======== DATA LISTING ========
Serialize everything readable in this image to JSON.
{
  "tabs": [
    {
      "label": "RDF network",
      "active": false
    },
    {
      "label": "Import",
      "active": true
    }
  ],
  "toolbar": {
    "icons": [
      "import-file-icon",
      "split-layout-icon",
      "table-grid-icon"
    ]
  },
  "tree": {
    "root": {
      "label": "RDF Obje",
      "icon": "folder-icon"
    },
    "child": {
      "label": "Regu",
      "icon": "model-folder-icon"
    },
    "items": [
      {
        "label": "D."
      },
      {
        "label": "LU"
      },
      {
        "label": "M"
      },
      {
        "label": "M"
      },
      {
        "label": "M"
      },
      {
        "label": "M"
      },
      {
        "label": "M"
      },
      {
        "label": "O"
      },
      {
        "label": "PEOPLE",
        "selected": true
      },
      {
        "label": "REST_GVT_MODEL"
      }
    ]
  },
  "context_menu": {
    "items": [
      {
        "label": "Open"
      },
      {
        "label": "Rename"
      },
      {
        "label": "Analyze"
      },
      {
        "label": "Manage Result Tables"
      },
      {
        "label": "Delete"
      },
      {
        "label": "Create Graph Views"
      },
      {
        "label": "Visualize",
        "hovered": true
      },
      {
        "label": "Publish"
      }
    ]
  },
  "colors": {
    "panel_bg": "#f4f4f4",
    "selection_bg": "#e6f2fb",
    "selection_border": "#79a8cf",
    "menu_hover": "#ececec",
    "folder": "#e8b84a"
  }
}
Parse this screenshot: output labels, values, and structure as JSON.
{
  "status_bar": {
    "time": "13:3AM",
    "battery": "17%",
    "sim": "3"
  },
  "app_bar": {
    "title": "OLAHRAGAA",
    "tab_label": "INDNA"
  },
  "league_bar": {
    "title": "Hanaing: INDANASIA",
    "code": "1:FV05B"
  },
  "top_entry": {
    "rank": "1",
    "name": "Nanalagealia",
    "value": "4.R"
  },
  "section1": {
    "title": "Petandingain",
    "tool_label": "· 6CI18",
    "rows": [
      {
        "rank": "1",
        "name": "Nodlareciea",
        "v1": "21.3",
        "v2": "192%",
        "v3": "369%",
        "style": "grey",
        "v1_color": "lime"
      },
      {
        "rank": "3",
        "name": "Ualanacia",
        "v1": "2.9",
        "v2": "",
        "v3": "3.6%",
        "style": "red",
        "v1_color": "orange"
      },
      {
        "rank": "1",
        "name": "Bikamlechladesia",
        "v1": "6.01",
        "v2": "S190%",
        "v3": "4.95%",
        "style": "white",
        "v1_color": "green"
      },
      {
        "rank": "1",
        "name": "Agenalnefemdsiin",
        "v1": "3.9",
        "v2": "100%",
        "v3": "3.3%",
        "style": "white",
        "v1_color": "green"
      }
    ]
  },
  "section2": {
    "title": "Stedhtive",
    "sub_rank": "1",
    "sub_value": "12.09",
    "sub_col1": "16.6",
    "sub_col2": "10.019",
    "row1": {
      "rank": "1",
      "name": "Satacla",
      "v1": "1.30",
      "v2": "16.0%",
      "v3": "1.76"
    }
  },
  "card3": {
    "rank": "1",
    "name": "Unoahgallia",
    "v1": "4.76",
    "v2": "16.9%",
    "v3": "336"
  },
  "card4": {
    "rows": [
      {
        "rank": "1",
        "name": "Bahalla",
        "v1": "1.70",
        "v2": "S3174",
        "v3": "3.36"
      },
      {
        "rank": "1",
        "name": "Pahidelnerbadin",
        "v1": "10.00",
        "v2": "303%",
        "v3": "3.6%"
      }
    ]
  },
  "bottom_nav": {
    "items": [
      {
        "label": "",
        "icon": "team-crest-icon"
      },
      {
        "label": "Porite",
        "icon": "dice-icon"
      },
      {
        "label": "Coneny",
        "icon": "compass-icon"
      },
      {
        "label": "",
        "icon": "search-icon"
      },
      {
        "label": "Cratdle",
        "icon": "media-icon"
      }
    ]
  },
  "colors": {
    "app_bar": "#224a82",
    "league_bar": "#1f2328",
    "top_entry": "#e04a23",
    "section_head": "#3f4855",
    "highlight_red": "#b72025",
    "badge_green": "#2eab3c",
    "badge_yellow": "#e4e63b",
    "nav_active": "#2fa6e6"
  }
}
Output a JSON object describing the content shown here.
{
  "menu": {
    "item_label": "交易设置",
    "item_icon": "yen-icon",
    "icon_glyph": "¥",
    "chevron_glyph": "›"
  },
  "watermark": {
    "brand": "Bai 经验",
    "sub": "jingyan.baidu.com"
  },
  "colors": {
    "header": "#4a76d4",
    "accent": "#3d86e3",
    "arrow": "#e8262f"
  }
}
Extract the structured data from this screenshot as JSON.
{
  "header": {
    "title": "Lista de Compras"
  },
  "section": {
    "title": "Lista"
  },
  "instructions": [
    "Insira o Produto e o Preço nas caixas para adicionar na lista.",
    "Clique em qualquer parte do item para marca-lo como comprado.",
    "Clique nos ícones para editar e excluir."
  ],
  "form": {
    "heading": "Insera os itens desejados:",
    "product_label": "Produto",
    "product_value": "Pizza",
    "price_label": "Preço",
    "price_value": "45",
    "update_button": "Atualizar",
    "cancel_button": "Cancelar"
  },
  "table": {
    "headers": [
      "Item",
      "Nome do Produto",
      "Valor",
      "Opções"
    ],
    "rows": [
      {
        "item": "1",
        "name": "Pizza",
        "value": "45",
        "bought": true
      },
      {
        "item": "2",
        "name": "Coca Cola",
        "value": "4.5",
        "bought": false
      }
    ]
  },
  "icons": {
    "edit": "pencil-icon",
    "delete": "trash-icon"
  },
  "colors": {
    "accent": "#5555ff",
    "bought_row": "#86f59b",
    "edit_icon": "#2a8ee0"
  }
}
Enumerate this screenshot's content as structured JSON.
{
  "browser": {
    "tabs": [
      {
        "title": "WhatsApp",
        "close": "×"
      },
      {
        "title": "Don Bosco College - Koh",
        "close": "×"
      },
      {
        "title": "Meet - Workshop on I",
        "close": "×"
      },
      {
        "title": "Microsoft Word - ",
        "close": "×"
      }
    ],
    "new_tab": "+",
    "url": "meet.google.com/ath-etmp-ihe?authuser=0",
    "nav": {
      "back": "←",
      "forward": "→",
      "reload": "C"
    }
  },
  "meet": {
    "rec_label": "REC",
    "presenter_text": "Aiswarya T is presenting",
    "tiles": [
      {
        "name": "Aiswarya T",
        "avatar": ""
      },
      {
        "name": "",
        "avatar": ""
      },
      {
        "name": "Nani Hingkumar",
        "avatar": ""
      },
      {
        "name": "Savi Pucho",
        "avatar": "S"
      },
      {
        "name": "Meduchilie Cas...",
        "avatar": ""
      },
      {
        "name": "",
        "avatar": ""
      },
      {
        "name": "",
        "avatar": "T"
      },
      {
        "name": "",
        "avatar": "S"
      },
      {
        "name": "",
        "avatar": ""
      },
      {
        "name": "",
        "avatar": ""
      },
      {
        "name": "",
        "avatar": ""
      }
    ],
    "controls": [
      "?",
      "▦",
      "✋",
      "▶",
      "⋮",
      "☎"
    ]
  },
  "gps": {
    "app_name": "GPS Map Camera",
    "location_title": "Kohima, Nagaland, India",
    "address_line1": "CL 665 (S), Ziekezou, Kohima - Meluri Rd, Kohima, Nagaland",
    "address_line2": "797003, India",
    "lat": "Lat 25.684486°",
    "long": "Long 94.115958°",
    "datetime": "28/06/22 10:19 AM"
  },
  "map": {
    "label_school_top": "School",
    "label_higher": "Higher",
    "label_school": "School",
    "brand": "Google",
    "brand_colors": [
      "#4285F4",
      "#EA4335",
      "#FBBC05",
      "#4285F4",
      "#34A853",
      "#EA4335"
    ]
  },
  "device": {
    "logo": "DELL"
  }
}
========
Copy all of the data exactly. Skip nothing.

[SOLUTION FOR THIS EXERCISE]
Serialize everything readable in this image to JSON.
{
  "tabs": [
    {
      "label": "RDF network",
      "active": false
    },
    {
      "label": "Import",
      "active": true
    }
  ],
  "toolbar": {
    "icons": [
      "import-file-icon",
      "split-layout-icon",
      "table-grid-icon"
    ]
  },
  "tree": {
    "root": {
      "label": "RDF Obje",
      "icon": "folder-icon"
    },
    "child": {
      "label": "Regu",
      "icon": "model-folder-icon"
    },
    "items": [
      {
        "label": "D."
      },
      {
        "label": "LU"
      },
      {
        "label": "M"
      },
      {
        "label": "M"
      },
      {
        "label": "M"
      },
      {
        "label": "M"
      },
      {
        "label": "M"
      },
      {
        "label": "O"
      },
      {
        "label": "PEOPLE",
        "selected": true
      },
      {
        "label": "REST_GVT_MODEL"
      }
    ]
  },
  "context_menu": {
    "items": [
      {
        "label": "Open"
      },
      {
        "label": "Rename"
      },
      {
        "label": "Analyze"
      },
      {
        "label": "Manage Result Tables"
      },
      {
        "label": "Delete"
      },
      {
        "label": "Create Graph Views"
      },
      {
        "label": "Visualize",
        "hovered": true
      },
      {
        "label": "Publish"
      }
    ]
  },
  "colors": {
    "panel_bg": "#f4f4f4",
    "selection_bg": "#e6f2fb",
    "selection_border": "#79a8cf",
    "menu_hover": "#ececec",
    "folder": "#e8b84a"
  }
}
Parse this screenshot: output labels, values, and structure as JSON.
{
  "status_bar": {
    "time": "13:3AM",
    "battery": "17%",
    "sim": "3"
  },
  "app_bar": {
    "title": "OLAHRAGAA",
    "tab_label": "INDNA"
  },
  "league_bar": {
    "title": "Hanaing: INDANASIA",
    "code": "1:FV05B"
  },
  "top_entry": {
    "rank": "1",
    "name": "Nanalagealia",
    "value": "4.R"
  },
  "section1": {
    "title": "Petandingain",
    "tool_label": "· 6CI18",
    "rows": [
      {
        "rank": "1",
        "name": "Nodlareciea",
        "v1": "21.3",
        "v2": "192%",
        "v3": "369%",
        "style": "grey",
        "v1_color": "lime"
      },
      {
        "rank": "3",
        "name": "Ualanacia",
        "v1": "2.9",
        "v2": "",
        "v3": "3.6%",
        "style": "red",
        "v1_color": "orange"
      },
      {
        "rank": "1",
        "name": "Bikamlechladesia",
        "v1": "6.01",
        "v2": "S190%",
        "v3": "4.95%",
        "style": "white",
        "v1_color": "green"
      },
      {
        "rank": "1",
        "name": "Agenalnefemdsiin",
        "v1": "3.9",
        "v2": "100%",
        "v3": "3.3%",
        "style": "white",
        "v1_color": "green"
      }
    ]
  },
  "section2": {
    "title": "Stedhtive",
    "sub_rank": "1",
    "sub_value": "12.09",
    "sub_col1": "16.6",
    "sub_col2": "10.019",
    "row1": {
      "rank": "1",
      "name": "Satacla",
      "v1": "1.30",
      "v2": "16.0%",
      "v3": "1.76"
    }
  },
  "card3": {
    "rank": "1",
    "name": "Unoahgallia",
    "v1": "4.76",
    "v2": "16.9%",
    "v3": "336"
  },
  "card4": {
    "rows": [
      {
        "rank": "1",
        "name": "Bahalla",
        "v1": "1.70",
        "v2": "S3174",
        "v3": "3.36"
      },
      {
        "rank": "1",
        "name": "Pahidelnerbadin",
        "v1": "10.00",
        "v2": "303%",
        "v3": "3.6%"
      }
    ]
  },
  "bottom_nav": {
    "items": [
      {
        "label": "",
        "icon": "team-crest-icon"
      },
      {
        "label": "Porite",
        "icon": "dice-icon"
      },
      {
        "label": "Coneny",
        "icon": "compass-icon"
      },
      {
        "label": "",
        "icon": "search-icon"
      },
      {
        "label": "Cratdle",
        "icon": "media-icon"
      }
    ]
  },
  "colors": {
    "app_bar": "#224a82",
    "league_bar": "#1f2328",
    "top_entry": "#e04a23",
    "section_head": "#3f4855",
    "highlight_red": "#b72025",
    "badge_green": "#2eab3c",
    "badge_yellow": "#e4e63b",
    "nav_active": "#2fa6e6"
  }
}
Output a JSON object describing the content shown here.
{
  "menu": {
    "item_label": "交易设置",
    "item_icon": "yen-icon",
    "icon_glyph": "¥",
    "chevron_glyph": "›"
  },
  "watermark": {
    "brand": "Bai 经验",
    "sub": "jingyan.baidu.com"
  },
  "colors": {
    "header": "#4a76d4",
    "accent": "#3d86e3",
    "arrow": "#e8262f"
  }
}
Extract the structured data from this screenshot as JSON.
{
  "header": {
    "title": "Lista de Compras"
  },
  "section": {
    "title": "Lista"
  },
  "instructions": [
    "Insira o Produto e o Preço nas caixas para adicionar na lista.",
    "Clique em qualquer parte do item para marca-lo como comprado.",
    "Clique nos ícones para editar e excluir."
  ],
  "form": {
    "heading": "Insera os itens desejados:",
    "product_label": "Produto",
    "product_value": "Pizza",
    "price_label": "Preço",
    "price_value": "45",
    "update_button": "Atualizar",
    "cancel_button": "Cancelar"
  },
  "table": {
    "headers": [
      "Item",
      "Nome do Produto",
      "Valor",
      "Opções"
    ],
    "rows": [
      {
        "item": "1",
        "name": "Pizza",
        "value": "45",
        "bought": true
      },
      {
        "item": "2",
        "name": "Coca Cola",
        "value": "4.5",
        "bought": false
      }
    ]
  },
  "icons": {
    "edit": "pencil-icon",
    "delete": "trash-icon"
  },
  "colors": {
    "accent": "#5555ff",
    "bought_row": "#86f59b",
    "edit_icon": "#2a8ee0"
  }
}
Enumerate this screenshot's content as structured JSON.
{
  "browser": {
    "tabs": [
      {
        "title": "WhatsApp",
        "close": "×"
      },
      {
        "title": "Don Bosco College - Koh",
        "close": "×"
      },
      {
        "title": "Meet - Workshop on I",
        "close": "×"
      },
      {
        "title": "Microsoft Word - ",
        "close": "×"
      }
    ],
    "new_tab": "+",
    "url": "meet.google.com/ath-etmp-ihe?authuser=0",
    "nav": {
      "back": "←",
      "forward": "→",
      "reload": "C"
    }
  },
  "meet": {
    "rec_label": "REC",
    "presenter_text": "Aiswarya T is presenting",
    "tiles": [
      {
        "name": "Aiswarya T",
        "avatar": ""
      },
      {
        "name": "",
        "avatar": ""
      },
      {
        "name": "Nani Hingkumar",
        "avatar": ""
      },
      {
        "name": "Savi Pucho",
        "avatar": "S"
      },
      {
        "name": "Meduchilie Cas...",
        "avatar": ""
      },
      {
        "name": "",
        "avatar": ""
      },
      {
        "name": "",
        "avatar": "T"
      },
      {
        "name": "",
        "avatar": "S"
      },
      {
        "name": "",
        "avatar": ""
      },
      {
        "name": "",
        "avatar": ""
      },
      {
        "name": "",
        "avatar": ""
      }
    ],
    "controls": [
      "?",
      "▦",
      "✋",
      "▶",
      "⋮",
      "☎"
    ]
  },
  "gps": {
    "app_name": "GPS Map Camera",
    "location_title": "Kohima, Nagaland, India",
    "address_line1": "CL 665 (S), Ziekezou, Kohima - Meluri Rd, Kohima, Nagaland",
    "address_line2": "797003, India",
    "lat": "Lat 25.684486°",
    "long": "Long 94.115958°",
    "datetime": "28/06/22 10:19 AM"
  },
  "map": {
    "label_school_top": "School",
    "label_higher": "Higher",
    "label_school": "School",
    "brand": "Google",
    "brand_colors": [
      "#4285F4",
      "#EA4335",
      "#FBBC05",
      "#4285F4",
      "#34A853",
      "#EA4335"
    ]
  },
  "device": {
    "logo": "DELL"
  }
}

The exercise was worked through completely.